Real-Time FM Demodulator using USRP E310


The purpose of this project was to use the USRP E310 Software Defined Radio (SDR) platform to implement a real-time FM demodulator, testing primarily with radio signals. This was done in C++, utilizing the UHD drivers that Ettus Research has provided. The E310 receives a block of samples, which it downconverts, then processes. Once the block of samples is processed, it is output to the system using the ALSA library. In order to confirm real-time operation, the Boost C++ libraries were used. The completion of this project acts as a springboard, allowing the team to develop more complicated projects using the USRP E310.


We did this project as a proof of concept for on-board demodulation on the E310 USRP.

System Overview: Hardware

An Ettus Research USRP E310 was used in the real-time FM demodulator. The USRP E310 platform offers a number of features that make it ideal for this project, primarily the C++ USRP Hardware Driver (UHD) that Ettus Research has provided to interface with the SDR. In addition, the USRP E310 has an ARM A9 processor provided by the Xilinx Zynq 7020 SoC, allowing for a stripped-down version of Linux to run on the radio. This allows the E310 to be a completely self-contained unit, avoiding the latency that occurs when information is moved between the RF frontend and the processing code. These two features make the USRP E310 a good device for this use case.
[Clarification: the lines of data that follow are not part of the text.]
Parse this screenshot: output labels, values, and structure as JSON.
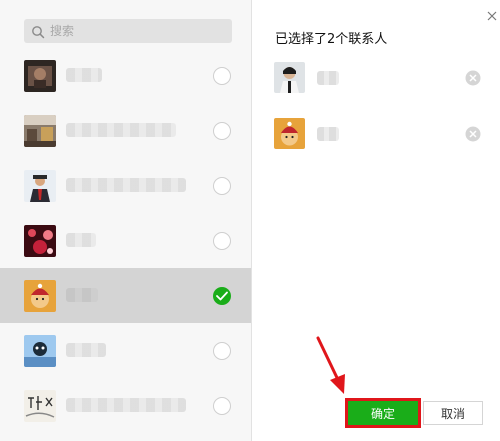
{
  "search": {
    "placeholder": "搜索",
    "icon": "search-icon"
  },
  "contacts": [
    {
      "selected": false,
      "avatar": "avatar-dark-photo"
    },
    {
      "selected": false,
      "avatar": "avatar-room-photo"
    },
    {
      "selected": false,
      "avatar": "avatar-man-red-tie"
    },
    {
      "selected": false,
      "avatar": "avatar-red-lights"
    },
    {
      "selected": true,
      "avatar": "avatar-red-hat"
    },
    {
      "selected": false,
      "avatar": "avatar-blue-character"
    },
    {
      "selected": false,
      "avatar": "avatar-calligraphy"
    }
  ],
  "right_panel": {
    "title": "已选择了2个联系人",
    "selected_contacts": [
      {
        "avatar": "avatar-person-photo"
      },
      {
        "avatar": "avatar-red-hat"
      }
    ]
  },
  "buttons": {
    "confirm": "确定",
    "cancel": "取消"
  },
  "colors": {
    "accent": "#1aad19",
    "highlight": "#e0161b"
  }
}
System Overview: Software

All of the interfacing with the radio was done with the UHD, which simplified running the radio down to configuration, then a blocking recieve function to read in a block of samples. Because the recieve function is blocking, multithreading is used to allow the processing of the data to occur at the same time as a new block is recieved. This is done using the Pthreads library. In addition, a number of Boost libraries were used as well. Finally, the ALSA library was used to send the processed samples to the audio hardware of the E310. A list of libraries used is given in the code section.

Implementation Details

The code is a modified version of the rx_samples_to_file example that Ettus provides with the UHD. This example was extremely flexible, allowing for many of the options to be configurable. Most of this configuration was removed to make the code easier to read. The configuration variables are instead set in initialization code. The sampling rate is configured to be 640 ksps. Each sample is a complex float. The system is set to tune to 107.3 MHz, the frequency of a local radio station. The gain is set to be 40 dB. With this information, the UHD is used to configure the radio. After the system details are initialized, stream-related variables are declared. The stream is initialized, and then ALSA hardware settings are set. ALSA is set up in non-blocking playback mode, with 2 interleaved channels. Because only one output buffer is produced, this could also be configured to a single channel with slight modifications. The software settings are then set, letting the playback buffer fill 1200 samples before it starts playing. The ALSA handle is then initialized. After, a while loop is entered. This while loop processes the incoming samples until the escape command (Ctl+C) is pressed.

Inside the while loop, two tasks are happening concurrently. One task recieves the samples that are coming in, and the other task processes a block of samples. Because this has to happen at the same time for real-time operation, a double-buffer is needed. One buffer has samples read into it, and the other buffer is processed. After the receive buffer is full, the buffers switch roles. The receive task is fairly straightforward. If this is the first time through the while loop, a flag is changed to denote that the while loop has been run, and then the recv function is called. Otherwise, the task waits for the last receive to finish, swaps the buffers, and calls the next recv function. Because this is the longest task, it is isolated into another thread.

The FM demodulation occurs after the recv task is started. First, arctan2 is calculated with the I and Q readings, which are stored in the buff_in element of the input struct. This value is then adjusted to be between 0 and 2*pi. Then, the difference between each sample and the sample before it is taken. This results in a buffer that is 1 sample less, but with downsampling this is not an issue. The resulting data is then filtered through a 20th order FIR low-pass filter and downsampled. The downsampled buffer is then passed to the ALSA write function.

Minor Considerations

There are two buffers being used that are external to the program: a buffer holding incoming samples from the radio and a buffer holding samples that will be output to the sound driver. The sound buffer fills faster than the incoming buffer does. Because of this, ALSA is configured to non-blocking mode, so that write commands will drop samples instead of blocking operation until the buffer is opened. This does not have an audible effect on the sound output, and should be fine for this proof of concept.

Confirming Real-Time Operation

In order to time the demodulation, we used the boost::system_time data type. The time is recorded when the recv function is called. It is then compared to the time after the processed data is written to the audio FIFO. The maximum difference between these two numbers is saved. In order to check operation, the maximum time for the loop to run is compared to the maximum time for the loop to run while only receiving and writing to file. In both cases, the maximum time taken is around 16.005 ms, which roughly corresponds to the receiving of 10000 samples. This shows that the FM demodulator is running in real-time.

Links and Files

Github project

USRP E310 product page

UHD Manual

ALSA Documentation